How it works

Cilastatin is an enzyme inhibitor that belongs to the class of drugs called as renal dehydropeptidase and leukotriene D4 peptidase inhibitors.
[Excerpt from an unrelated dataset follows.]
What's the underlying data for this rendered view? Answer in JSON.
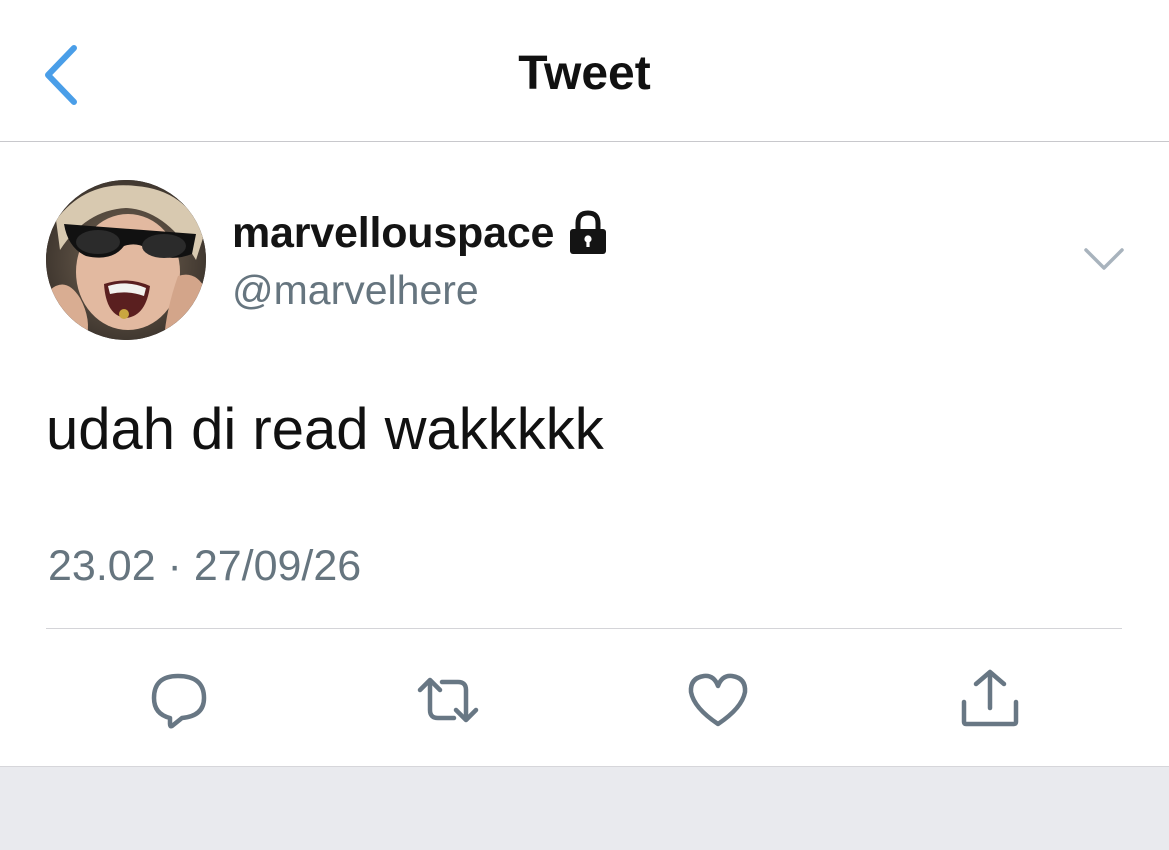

It inhibits the enzyme dehydropeptidase present in the kidneys which hydrolyses the antibiotic imipenem and thus helps in increasing the levels of imipenem which subsequently increases the antibacterial activity thereby preventing infections.

Common side effects

Vomiting, Nausea, Allergic reaction, Confusion, Diarrhoea, Fever, Rash


No medicine available

Expert advice

  • You will be monitored for kidney and liver function due to the risk of toxicity.
  • Tell your doctor if you are on a controlled sodium diet, as cilastatin contains sodium.
  • Tell your doctor if you are pregnant or are planning to be pregnant or are breastfeeding.
  • Tell your doctor if you have or have ever had seizures; a brain injury; kidney, liver, or gastrointestinal disease (especially colitis); or asthma.
  • Do not take if patient is allergic to cilastatin or any of its ingredients.
  • Do not take children less than 1 year, and child with a brain or nervous system infection, or weighs less than 66 lb (30 kg) and has kidney problems

Content on this page was last updated on 30 September, 2016, by Dr. Varun Gupta (MD Pharmacology)